15th Annual Bay Area Mongolians Heritage Day Naadam Festival
Where: San Francisco Golden Gate Park @ Helman West Meadow
When : July 7th Saturday 2012
Time: 11:00 am to 5:00 pm
Organizing Committee: Bay Area Mongolian Community Association , Mongolian Consulate San Francisco Bay Area,” Ger” Mongolian Children’s Center Oakland, Oakland Mongolian Christian Church, Emmanuel Church of San Francisco , Mongolian International air freight & ocean freight transportation companies We Mongol, Anglo Freight ,Khouylaa Khuu , Mongolian Students Non-Profit Organization in America, California Mongolian “Shagai “Center
Get involved :You’ll meet new Mongolian people, have fun and support a great event.
Let Mongol Culture Alive in San Francisco Bay Area.
Chicago‘s Mongolian community gathers this year Sunday 10 am ,July 8th 2012 to celebrate the Mongolian Naadam.
This Festivity is the one of the major celebration on the Mongolians honor of the national holiday of Motherland Mongolia. During the celebration, Mongolians compete in traditional sporting events and competitions that include archery, wrestling, and children’s wood horse racing.

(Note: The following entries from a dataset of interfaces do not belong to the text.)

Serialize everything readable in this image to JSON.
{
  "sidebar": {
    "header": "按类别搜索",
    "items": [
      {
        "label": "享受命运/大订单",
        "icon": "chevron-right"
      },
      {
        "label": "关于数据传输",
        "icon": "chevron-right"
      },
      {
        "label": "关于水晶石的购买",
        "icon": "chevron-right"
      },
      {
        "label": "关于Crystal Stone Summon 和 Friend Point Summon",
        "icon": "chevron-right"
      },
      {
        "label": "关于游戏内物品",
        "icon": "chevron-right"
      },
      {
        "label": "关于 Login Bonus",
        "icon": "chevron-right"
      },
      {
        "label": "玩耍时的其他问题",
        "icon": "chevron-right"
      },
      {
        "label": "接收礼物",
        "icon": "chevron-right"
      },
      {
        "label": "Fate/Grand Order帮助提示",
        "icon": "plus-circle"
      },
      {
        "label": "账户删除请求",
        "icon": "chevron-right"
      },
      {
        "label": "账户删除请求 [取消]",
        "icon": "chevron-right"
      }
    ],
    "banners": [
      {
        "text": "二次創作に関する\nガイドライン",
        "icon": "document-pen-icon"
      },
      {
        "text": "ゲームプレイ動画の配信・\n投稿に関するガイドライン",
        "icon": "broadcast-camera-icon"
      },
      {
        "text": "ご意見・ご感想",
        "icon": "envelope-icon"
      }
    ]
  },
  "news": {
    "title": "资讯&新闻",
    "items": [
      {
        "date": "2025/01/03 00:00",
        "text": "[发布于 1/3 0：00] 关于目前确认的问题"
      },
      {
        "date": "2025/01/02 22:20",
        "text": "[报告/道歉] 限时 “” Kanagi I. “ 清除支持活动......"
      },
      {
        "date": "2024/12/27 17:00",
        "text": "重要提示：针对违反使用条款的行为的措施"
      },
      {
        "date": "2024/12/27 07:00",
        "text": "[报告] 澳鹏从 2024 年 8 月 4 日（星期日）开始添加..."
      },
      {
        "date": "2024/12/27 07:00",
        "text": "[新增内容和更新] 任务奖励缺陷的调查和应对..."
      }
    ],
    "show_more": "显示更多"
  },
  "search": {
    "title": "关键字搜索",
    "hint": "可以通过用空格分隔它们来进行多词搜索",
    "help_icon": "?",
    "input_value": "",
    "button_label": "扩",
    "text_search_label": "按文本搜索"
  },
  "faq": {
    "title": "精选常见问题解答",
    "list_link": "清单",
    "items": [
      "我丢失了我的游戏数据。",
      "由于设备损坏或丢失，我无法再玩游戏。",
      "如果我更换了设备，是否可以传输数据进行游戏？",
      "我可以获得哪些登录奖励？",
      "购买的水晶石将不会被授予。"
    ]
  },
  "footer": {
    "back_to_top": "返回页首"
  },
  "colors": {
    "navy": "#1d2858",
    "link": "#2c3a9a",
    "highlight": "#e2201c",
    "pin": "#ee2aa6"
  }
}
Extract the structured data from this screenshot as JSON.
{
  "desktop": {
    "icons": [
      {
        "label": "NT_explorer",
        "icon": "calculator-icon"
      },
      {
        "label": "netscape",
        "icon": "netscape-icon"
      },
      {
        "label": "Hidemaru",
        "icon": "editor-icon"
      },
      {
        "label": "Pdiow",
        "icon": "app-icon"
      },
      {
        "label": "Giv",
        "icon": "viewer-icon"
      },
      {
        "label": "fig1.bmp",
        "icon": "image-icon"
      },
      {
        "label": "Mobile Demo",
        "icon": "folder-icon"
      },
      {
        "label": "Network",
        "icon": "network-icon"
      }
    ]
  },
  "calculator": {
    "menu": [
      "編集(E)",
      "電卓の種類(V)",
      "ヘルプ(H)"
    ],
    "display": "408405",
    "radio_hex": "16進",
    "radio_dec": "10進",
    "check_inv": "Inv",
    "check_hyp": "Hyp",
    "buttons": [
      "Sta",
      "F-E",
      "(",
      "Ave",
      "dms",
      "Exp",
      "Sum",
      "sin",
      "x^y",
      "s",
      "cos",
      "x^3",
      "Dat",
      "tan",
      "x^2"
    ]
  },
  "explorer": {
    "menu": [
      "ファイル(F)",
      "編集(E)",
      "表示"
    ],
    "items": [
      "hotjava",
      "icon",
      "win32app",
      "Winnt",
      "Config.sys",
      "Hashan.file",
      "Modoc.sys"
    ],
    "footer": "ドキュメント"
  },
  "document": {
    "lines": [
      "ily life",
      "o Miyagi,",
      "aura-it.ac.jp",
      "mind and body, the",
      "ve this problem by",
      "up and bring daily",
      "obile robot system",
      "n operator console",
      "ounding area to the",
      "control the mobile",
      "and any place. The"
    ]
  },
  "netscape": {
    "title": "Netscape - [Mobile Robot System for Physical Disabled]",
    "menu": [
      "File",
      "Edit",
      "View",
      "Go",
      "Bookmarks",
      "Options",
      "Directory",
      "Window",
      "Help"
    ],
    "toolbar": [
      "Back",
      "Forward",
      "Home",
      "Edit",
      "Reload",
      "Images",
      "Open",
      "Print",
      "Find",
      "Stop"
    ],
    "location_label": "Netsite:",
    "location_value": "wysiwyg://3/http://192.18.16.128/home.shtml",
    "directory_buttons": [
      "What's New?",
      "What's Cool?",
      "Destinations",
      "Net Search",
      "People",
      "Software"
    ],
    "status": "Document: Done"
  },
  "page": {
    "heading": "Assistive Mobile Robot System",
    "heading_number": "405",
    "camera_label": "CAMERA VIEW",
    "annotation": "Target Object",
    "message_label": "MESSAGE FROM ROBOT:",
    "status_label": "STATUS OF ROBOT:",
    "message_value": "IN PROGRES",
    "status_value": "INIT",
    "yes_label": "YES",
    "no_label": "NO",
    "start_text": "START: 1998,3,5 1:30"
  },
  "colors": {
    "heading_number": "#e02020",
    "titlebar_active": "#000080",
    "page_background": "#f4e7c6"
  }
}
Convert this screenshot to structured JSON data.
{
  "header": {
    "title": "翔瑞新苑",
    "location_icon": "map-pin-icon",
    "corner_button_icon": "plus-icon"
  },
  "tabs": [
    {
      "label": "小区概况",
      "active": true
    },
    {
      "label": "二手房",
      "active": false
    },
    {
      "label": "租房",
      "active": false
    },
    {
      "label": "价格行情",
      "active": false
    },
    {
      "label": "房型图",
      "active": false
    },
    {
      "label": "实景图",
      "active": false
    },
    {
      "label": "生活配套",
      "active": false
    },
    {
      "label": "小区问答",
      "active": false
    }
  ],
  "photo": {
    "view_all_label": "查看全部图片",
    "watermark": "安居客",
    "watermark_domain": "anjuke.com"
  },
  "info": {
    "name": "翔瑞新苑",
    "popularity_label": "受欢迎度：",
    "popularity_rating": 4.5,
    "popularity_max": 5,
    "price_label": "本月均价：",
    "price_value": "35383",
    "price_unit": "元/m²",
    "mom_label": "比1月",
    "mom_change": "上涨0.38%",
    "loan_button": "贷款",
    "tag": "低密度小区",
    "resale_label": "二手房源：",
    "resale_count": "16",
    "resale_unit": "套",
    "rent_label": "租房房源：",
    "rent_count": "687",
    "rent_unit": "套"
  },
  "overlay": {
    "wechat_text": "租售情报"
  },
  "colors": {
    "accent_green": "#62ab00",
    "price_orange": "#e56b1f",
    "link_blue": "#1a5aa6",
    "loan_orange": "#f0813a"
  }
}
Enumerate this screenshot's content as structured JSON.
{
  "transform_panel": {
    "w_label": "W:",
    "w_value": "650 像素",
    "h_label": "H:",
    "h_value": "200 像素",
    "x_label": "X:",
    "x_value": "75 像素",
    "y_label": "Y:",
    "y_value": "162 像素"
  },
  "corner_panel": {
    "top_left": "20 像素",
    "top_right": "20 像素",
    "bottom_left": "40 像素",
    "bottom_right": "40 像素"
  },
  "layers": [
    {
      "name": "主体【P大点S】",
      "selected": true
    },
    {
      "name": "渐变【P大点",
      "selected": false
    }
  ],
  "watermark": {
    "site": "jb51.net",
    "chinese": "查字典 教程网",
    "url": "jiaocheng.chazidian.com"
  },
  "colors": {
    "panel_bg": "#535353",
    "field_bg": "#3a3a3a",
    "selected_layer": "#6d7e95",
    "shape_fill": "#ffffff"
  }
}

Organizers: Mongol American Association, Chicago Mongolian Community Association, Mongolian Culture Heritage and Wrestler Center
Chicago’s Mongolian community, while geographically dispersed, is an organized and active group with a strong network of mutual assistance. The Mongolian American Association, founded in 1998, aids newcomers from Mongolia, serves as an organizational center for the community, and sponsors social and cultural events such as concerts and speakers. It is affiliated with other Mongolian groups in San Francisco, Denver, and Washington, and by 2001 it boasted 250 members. Some Chicago Mongolians attend cultural events in Bloomington, Indiana, where a small community of Mongols is gathered around the Mongolia Society and Indiana University’s Department of Central Eurasian Studies, the only program in the United States to grant a degree in Mongolian Studies.
Chicago’s Mongolian community gathers each year in February to celebrate the Mongolian New Year ( White Moon or White Months )
The community also gathers frequently for parties, concerts, speeches, and other social events and such Mongolian cultural activities as a performance by a Mongolian artist or a visit by a Mongolian Buddhist Monk. The Mongolian community maintains ties with Tibetan Buddhists in Chicago, and the groups sometimes celebrate holidays together.
Many of Chicago’s Mongolians are students who came to Chicago to further their education and have chosen to stay in the United States after completing their schooling. Others have come in search of new personal or economic opportunities, and many anticipate their stay to be only temporary. A few Mongolian entrepreneurs have established small businesses, and there is a small professional community. Many Mongolians are well educated but face difficulties on the job market posed by limited English skills and illegal status, forcing them to enter trades and service industries, including rug and carpet cleaning, construction, electrical trades, computers, food service, and custodial work.
Join the Mongolian Naadam Festival presented by Mongolian Community Association Los Angeles will celebrate its long-awaited return to the 3330 North Lincoln Ave. Altadena, CA 91001 on July 8 , 2012
Sunday July 8th 2012 at 11 :00 am
Location : 3330 North Lincoln Ave.
Altadena, CA 91001
Event Details : Mongolian Wrestling, Mongolian Song & Dance, Contest who wears most fashionable Deel ? Mongolian artists join under one roof to bring their local flair to the Naadam.ankle bone shooting contest, archery contest,